Records drawn from a dataset:
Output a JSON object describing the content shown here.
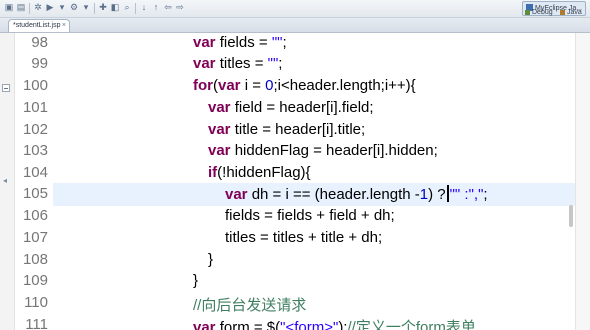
{
  "toolbar": {
    "perspectives": [
      {
        "label": "MyEclipse Ja...",
        "active": true
      },
      {
        "label": "Debug",
        "active": false
      },
      {
        "label": "Java",
        "active": false
      }
    ]
  },
  "editor_tab": {
    "label": "*studentList.jsp",
    "close": "×"
  },
  "editor": {
    "current_line": 105,
    "lines": [
      {
        "number": "98"
      },
      {
        "number": "99"
      },
      {
        "number": "100"
      },
      {
        "number": "101"
      },
      {
        "number": "102"
      },
      {
        "number": "103"
      },
      {
        "number": "104"
      },
      {
        "number": "105"
      },
      {
        "number": "106"
      },
      {
        "number": "107"
      },
      {
        "number": "108"
      },
      {
        "number": "109"
      },
      {
        "number": "110"
      },
      {
        "number": "111"
      }
    ],
    "code": {
      "l98": {
        "kw": "var",
        "rest": " fields = ",
        "str": "\"\"",
        "end": ";"
      },
      "l99": {
        "kw": "var",
        "rest": " titles = ",
        "str": "\"\"",
        "end": ";"
      },
      "l100": {
        "kw1": "for",
        "p1": "(",
        "kw2": "var",
        "p2": " i = ",
        "num": "0",
        "rest": ";i<header.length;i++){"
      },
      "l101": {
        "kw": "var",
        "rest": " field = header[i].field;"
      },
      "l102": {
        "kw": "var",
        "rest": " title = header[i].title;"
      },
      "l103": {
        "kw": "var",
        "rest": " hiddenFlag = header[i].hidden;"
      },
      "l104": {
        "kw": "if",
        "rest": "(!hiddenFlag){"
      },
      "l105": {
        "kw": "var",
        "rest": " dh = i == (header.length -",
        "num": "1",
        "rest2": ") ?",
        "str": "\"\" :\",\"",
        "end": ";"
      },
      "l106": {
        "text": "fields = fields + field + dh;"
      },
      "l107": {
        "text": "titles = titles + title + dh;"
      },
      "l108": {
        "text": "}"
      },
      "l109": {
        "text": "}"
      },
      "l110": {
        "comment": "//向后台发送请求"
      },
      "l111": {
        "kw": "var",
        "rest": " form = $(",
        "str": "\"<form>\"",
        "mid": ");",
        "comment": "//定义一个form表单"
      }
    }
  }
}
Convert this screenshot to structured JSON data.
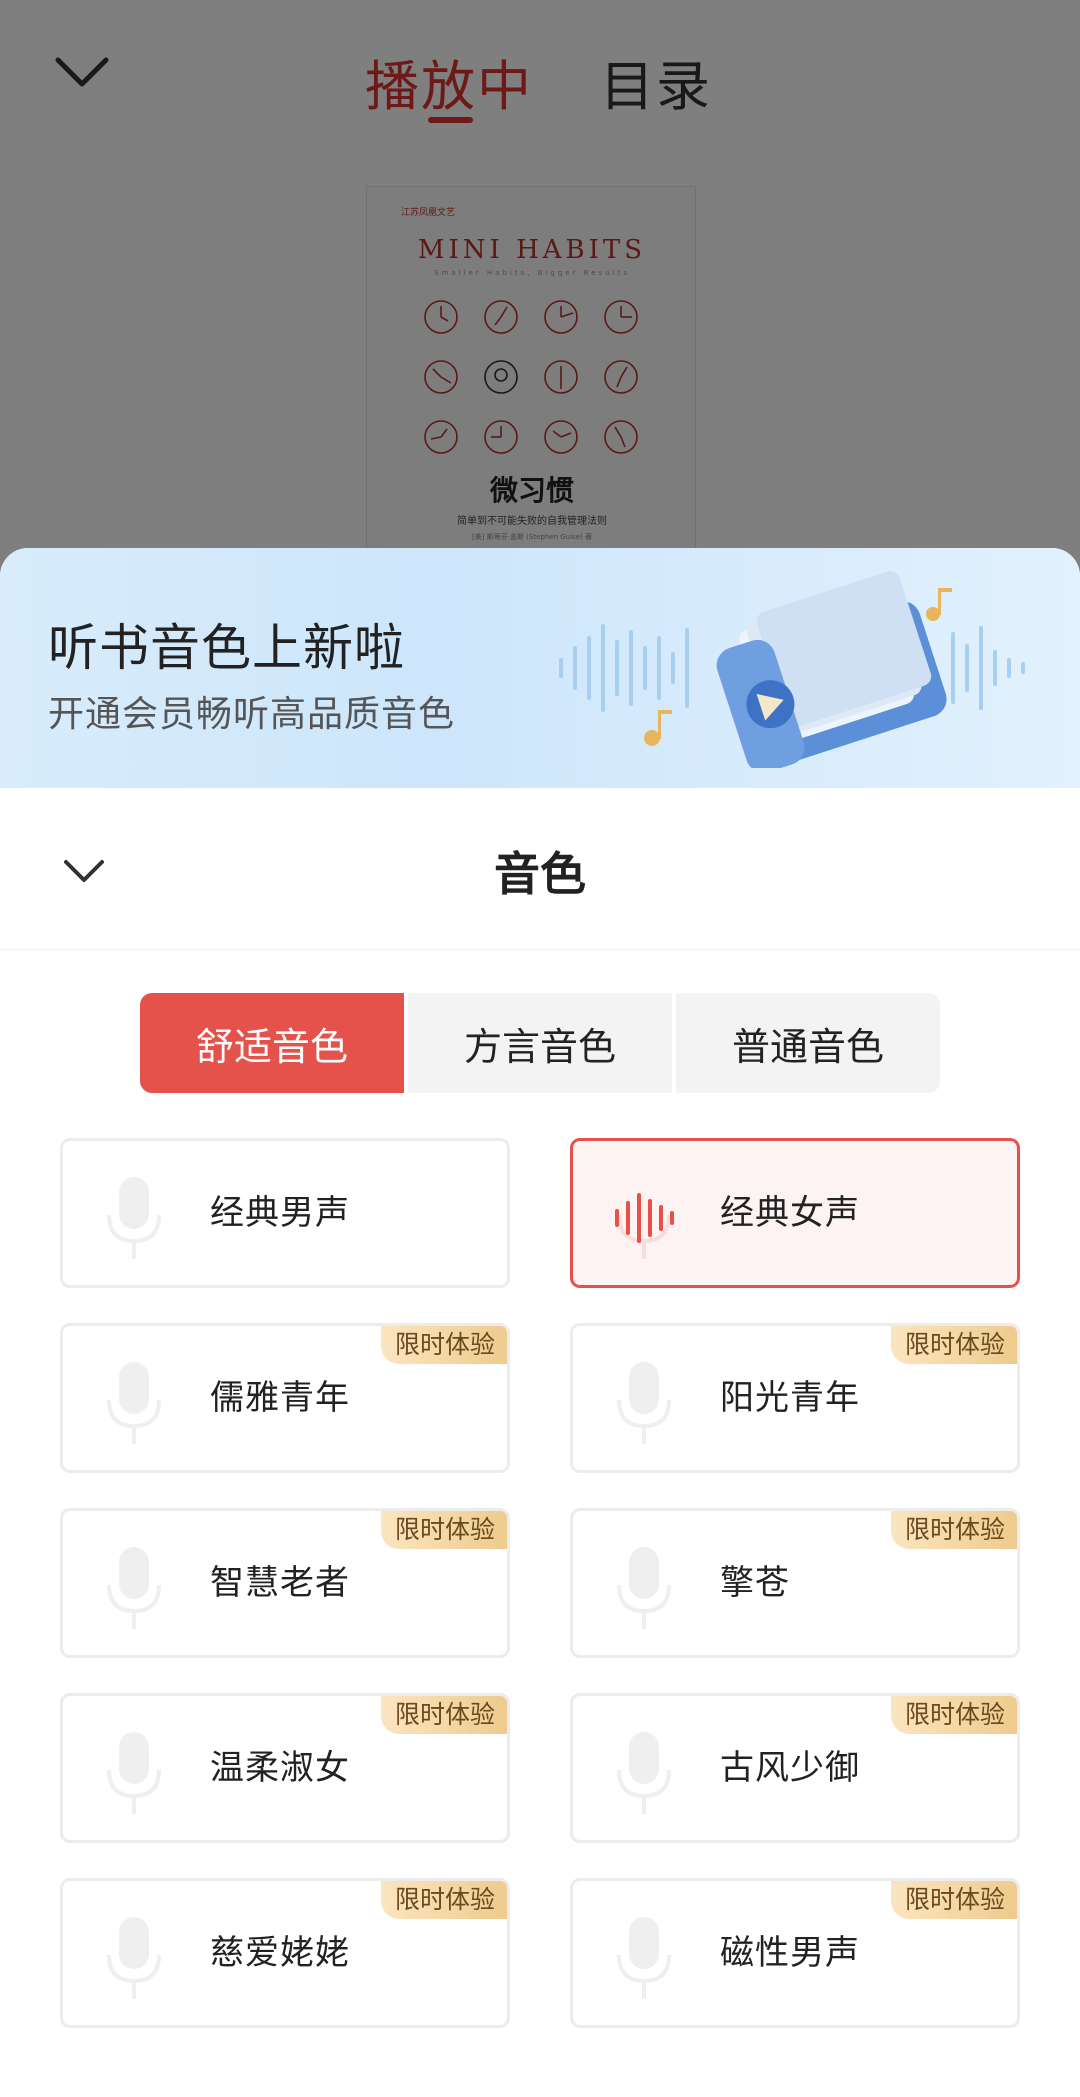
{
  "player": {
    "tabs": [
      {
        "label": "播放中",
        "active": true
      },
      {
        "label": "目录",
        "active": false
      }
    ],
    "cover": {
      "publisher": "江苏凤凰文艺",
      "title_en": "MINI HABITS",
      "subtitle_en": "Smaller Habits, Bigger Results",
      "title_cn": "微习惯",
      "tagline": "简单到不可能失败的自我管理法则",
      "author": "[美] 斯蒂芬·盖斯 (Stephen Guise) 著"
    }
  },
  "promo": {
    "title": "听书音色上新啦",
    "subtitle": "开通会员畅听高品质音色"
  },
  "sheet": {
    "title": "音色",
    "segments": [
      {
        "label": "舒适音色",
        "active": true
      },
      {
        "label": "方言音色",
        "active": false
      },
      {
        "label": "普通音色",
        "active": false
      }
    ],
    "voices": [
      {
        "label": "经典男声",
        "badge": "",
        "selected": false
      },
      {
        "label": "经典女声",
        "badge": "",
        "selected": true
      },
      {
        "label": "儒雅青年",
        "badge": "限时体验",
        "selected": false
      },
      {
        "label": "阳光青年",
        "badge": "限时体验",
        "selected": false
      },
      {
        "label": "智慧老者",
        "badge": "限时体验",
        "selected": false
      },
      {
        "label": "擎苍",
        "badge": "限时体验",
        "selected": false
      },
      {
        "label": "温柔淑女",
        "badge": "限时体验",
        "selected": false
      },
      {
        "label": "古风少御",
        "badge": "限时体验",
        "selected": false
      },
      {
        "label": "慈爱姥姥",
        "badge": "限时体验",
        "selected": false
      },
      {
        "label": "磁性男声",
        "badge": "限时体验",
        "selected": false
      }
    ]
  },
  "colors": {
    "accent": "#e5514b",
    "badge_gold": "#eecb8d"
  },
  "icons": {
    "back": "chevron-down-icon",
    "voice": "microphone-icon",
    "selected_voice": "sound-wave-icon"
  }
}
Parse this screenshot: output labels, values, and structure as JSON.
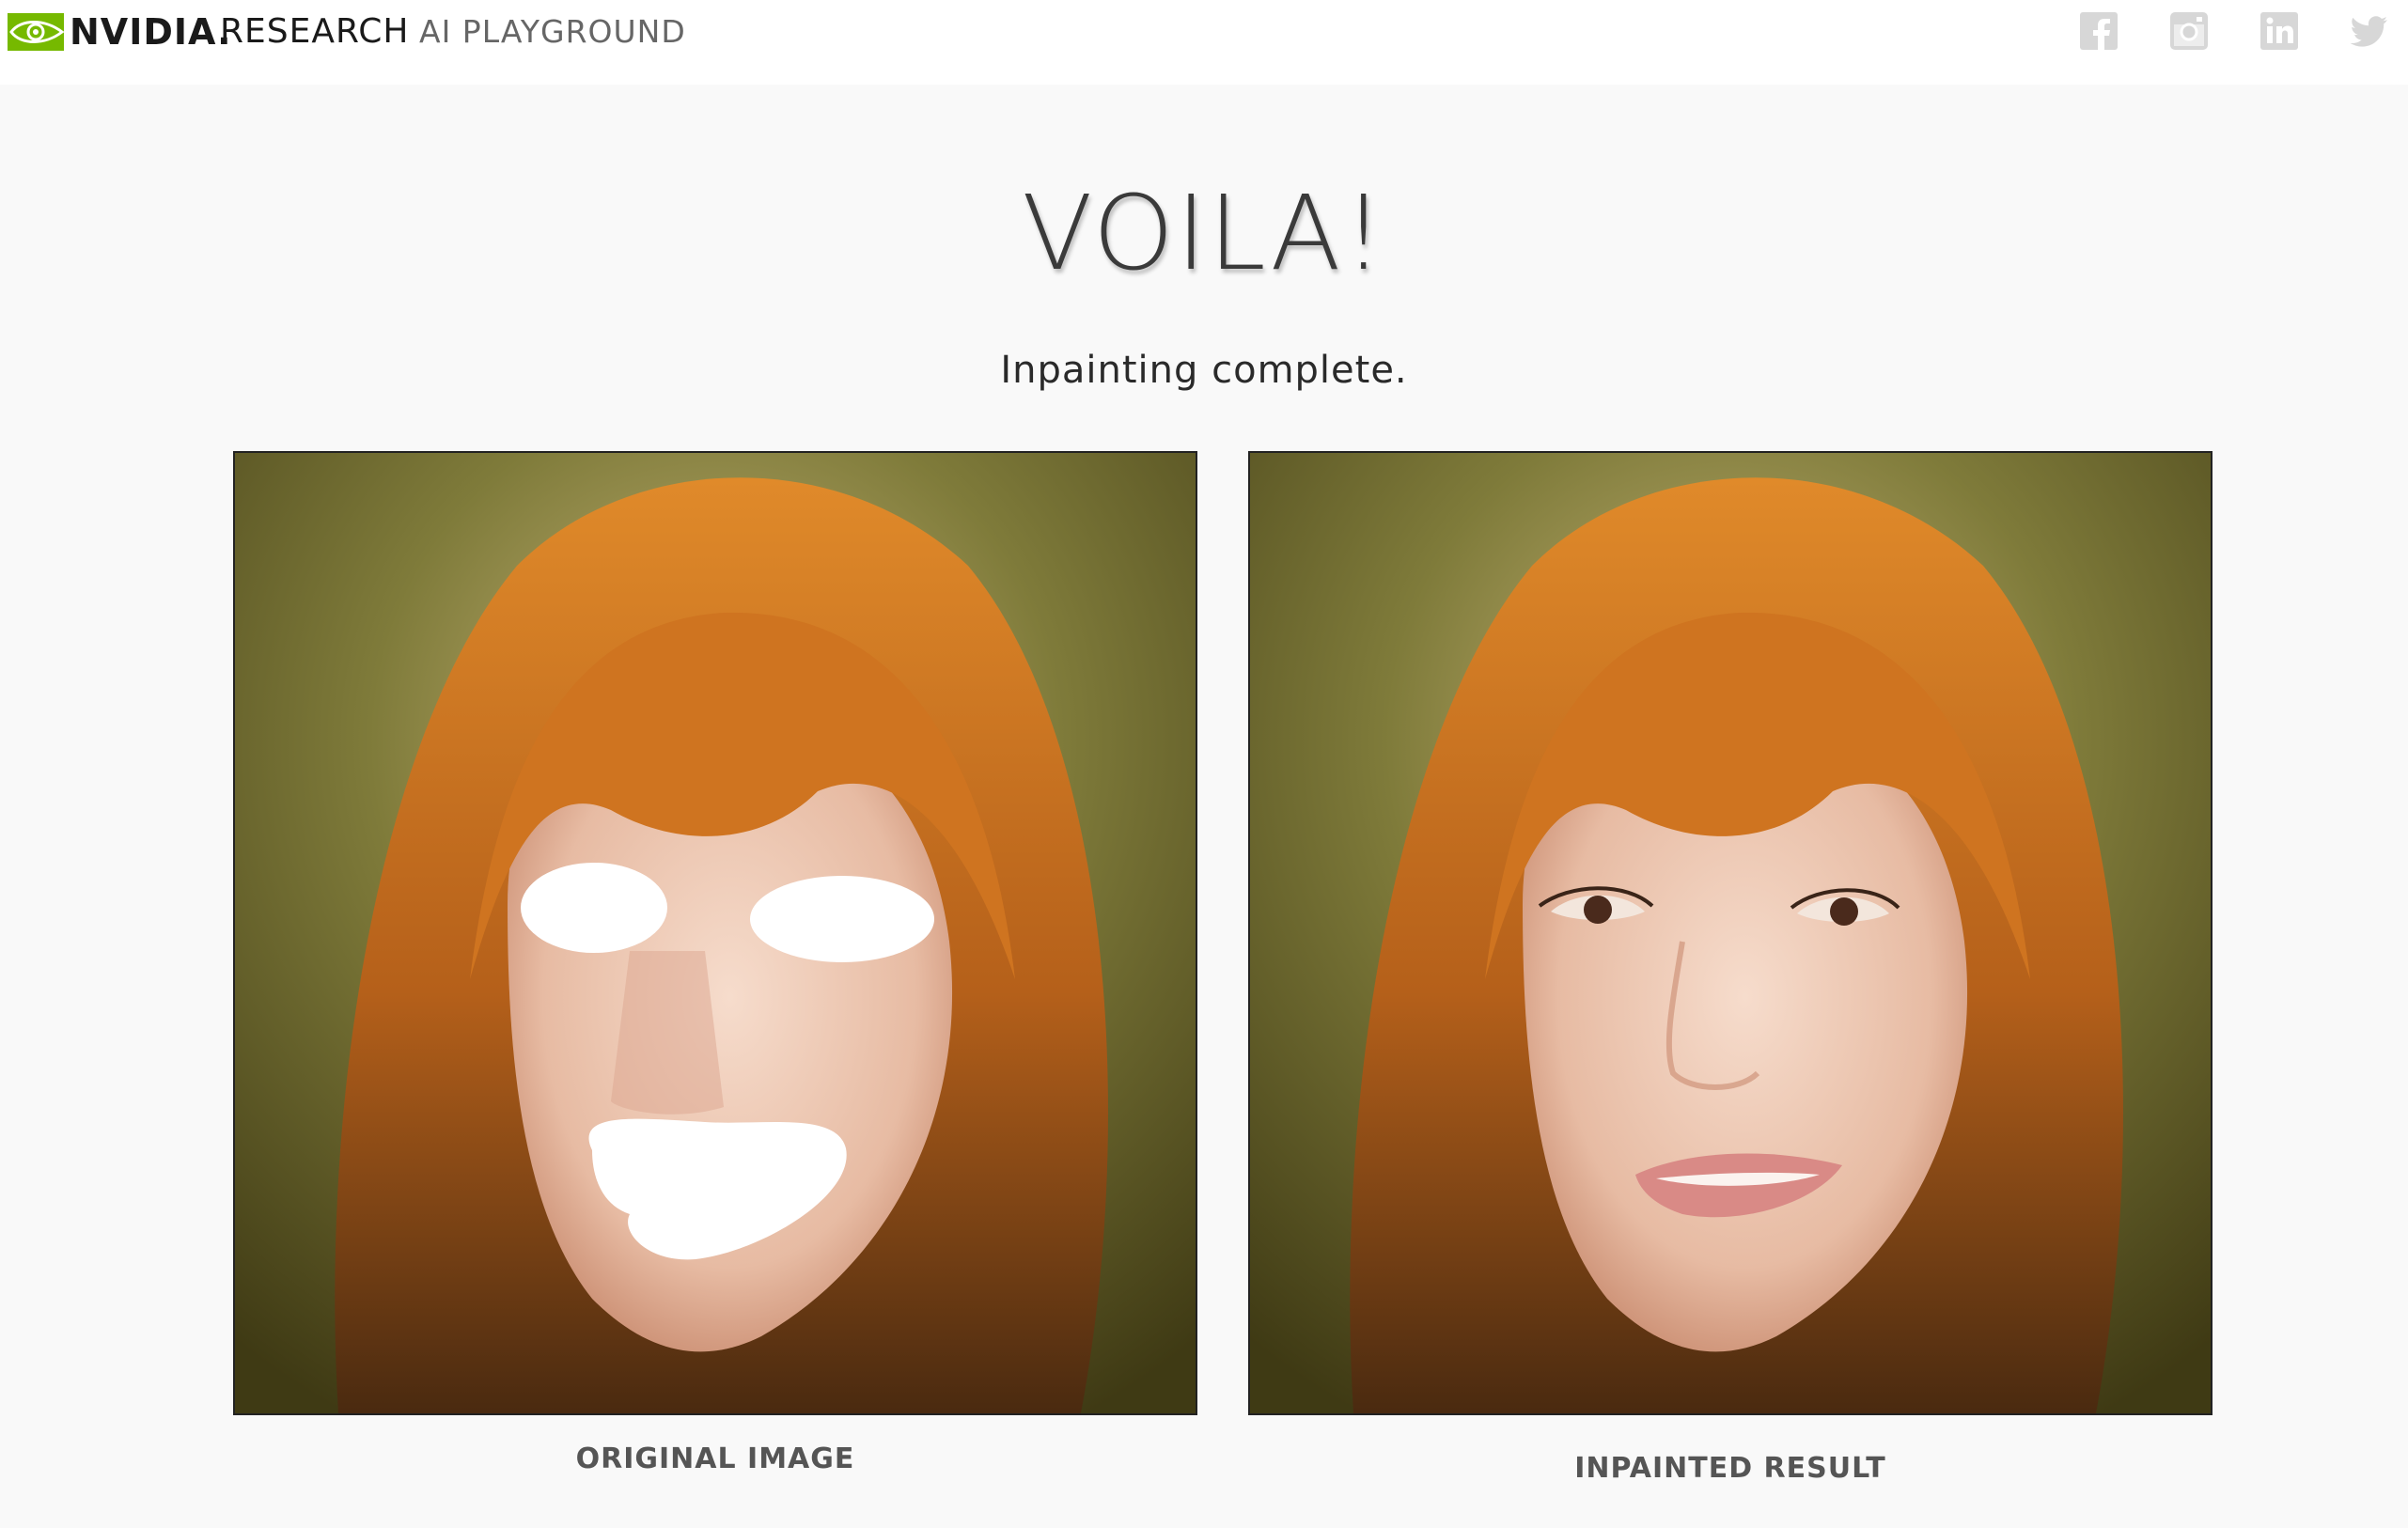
{
  "header": {
    "brand": "NVIDIA.",
    "research": "RESEARCH",
    "product": "AI PLAYGROUND",
    "brand_color": "#76b900",
    "social_icons": [
      "facebook-icon",
      "instagram-icon",
      "linkedin-icon",
      "twitter-icon"
    ]
  },
  "main": {
    "title": "VOILA!",
    "subtitle": "Inpainting complete.",
    "original_caption": "ORIGINAL IMAGE",
    "result_caption": "INPAINTED RESULT"
  }
}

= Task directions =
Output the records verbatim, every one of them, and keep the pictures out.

= Response below =
Output a JSON object describing the content shown here.
{
  "toolbar": {
    "perspectives": [
      {
        "label": "MyEclipse Ja...",
        "active": true
      },
      {
        "label": "Debug",
        "active": false
      },
      {
        "label": "Java",
        "active": false
      }
    ]
  },
  "editor_tab": {
    "label": "*studentList.jsp",
    "close": "×"
  },
  "editor": {
    "current_line": 105,
    "lines": [
      {
        "number": "98"
      },
      {
        "number": "99"
      },
      {
        "number": "100"
      },
      {
        "number": "101"
      },
      {
        "number": "102"
      },
      {
        "number": "103"
      },
      {
        "number": "104"
      },
      {
        "number": "105"
      },
      {
        "number": "106"
      },
      {
        "number": "107"
      },
      {
        "number": "108"
      },
      {
        "number": "109"
      },
      {
        "number": "110"
      },
      {
        "number": "111"
      }
    ],
    "code": {
      "l98": {
        "kw": "var",
        "rest": " fields = ",
        "str": "\"\"",
        "end": ";"
      },
      "l99": {
        "kw": "var",
        "rest": " titles = ",
        "str": "\"\"",
        "end": ";"
      },
      "l100": {
        "kw1": "for",
        "p1": "(",
        "kw2": "var",
        "p2": " i = ",
        "num": "0",
        "rest": ";i<header.length;i++){"
      },
      "l101": {
        "kw": "var",
        "rest": " field = header[i].field;"
      },
      "l102": {
        "kw": "var",
        "rest": " title = header[i].title;"
      },
      "l103": {
        "kw": "var",
        "rest": " hiddenFlag = header[i].hidden;"
      },
      "l104": {
        "kw": "if",
        "rest": "(!hiddenFlag){"
      },
      "l105": {
        "kw": "var",
        "rest": " dh = i == (header.length -",
        "num": "1",
        "rest2": ") ?",
        "str": "\"\" :\",\"",
        "end": ";"
      },
      "l106": {
        "text": "fields = fields + field + dh;"
      },
      "l107": {
        "text": "titles = titles + title + dh;"
      },
      "l108": {
        "text": "}"
      },
      "l109": {
        "text": "}"
      },
      "l110": {
        "comment": "//向后台发送请求"
      },
      "l111": {
        "kw": "var",
        "rest": " form = $(",
        "str": "\"<form>\"",
        "mid": ");",
        "comment": "//定义一个form表单"
      }
    }
  }
}
Convert this screenshot to structured JSON data.
{
  "player": {
    "tabs": [
      {
        "label": "播放中",
        "active": true
      },
      {
        "label": "目录",
        "active": false
      }
    ],
    "cover": {
      "publisher": "江苏凤凰文艺",
      "title_en": "MINI HABITS",
      "subtitle_en": "Smaller Habits, Bigger Results",
      "title_cn": "微习惯",
      "tagline": "简单到不可能失败的自我管理法则",
      "author": "[美] 斯蒂芬·盖斯 (Stephen Guise) 著"
    }
  },
  "promo": {
    "title": "听书音色上新啦",
    "subtitle": "开通会员畅听高品质音色"
  },
  "sheet": {
    "title": "音色",
    "segments": [
      {
        "label": "舒适音色",
        "active": true
      },
      {
        "label": "方言音色",
        "active": false
      },
      {
        "label": "普通音色",
        "active": false
      }
    ],
    "voices": [
      {
        "label": "经典男声",
        "badge": "",
        "selected": false
      },
      {
        "label": "经典女声",
        "badge": "",
        "selected": true
      },
      {
        "label": "儒雅青年",
        "badge": "限时体验",
        "selected": false
      },
      {
        "label": "阳光青年",
        "badge": "限时体验",
        "selected": false
      },
      {
        "label": "智慧老者",
        "badge": "限时体验",
        "selected": false
      },
      {
        "label": "擎苍",
        "badge": "限时体验",
        "selected": false
      },
      {
        "label": "温柔淑女",
        "badge": "限时体验",
        "selected": false
      },
      {
        "label": "古风少御",
        "badge": "限时体验",
        "selected": false
      },
      {
        "label": "慈爱姥姥",
        "badge": "限时体验",
        "selected": false
      },
      {
        "label": "磁性男声",
        "badge": "限时体验",
        "selected": false
      }
    ]
  },
  "colors": {
    "accent": "#e5514b",
    "badge_gold": "#eecb8d"
  },
  "icons": {
    "back": "chevron-down-icon",
    "voice": "microphone-icon",
    "selected_voice": "sound-wave-icon"
  }
}
Parse this screenshot: output labels, values, and structure as JSON.
{
  "header": {
    "brand": "NVIDIA.",
    "research": "RESEARCH",
    "product": "AI PLAYGROUND",
    "brand_color": "#76b900",
    "social_icons": [
      "facebook-icon",
      "instagram-icon",
      "linkedin-icon",
      "twitter-icon"
    ]
  },
  "main": {
    "title": "VOILA!",
    "subtitle": "Inpainting complete.",
    "original_caption": "ORIGINAL IMAGE",
    "result_caption": "INPAINTED RESULT"
  }
}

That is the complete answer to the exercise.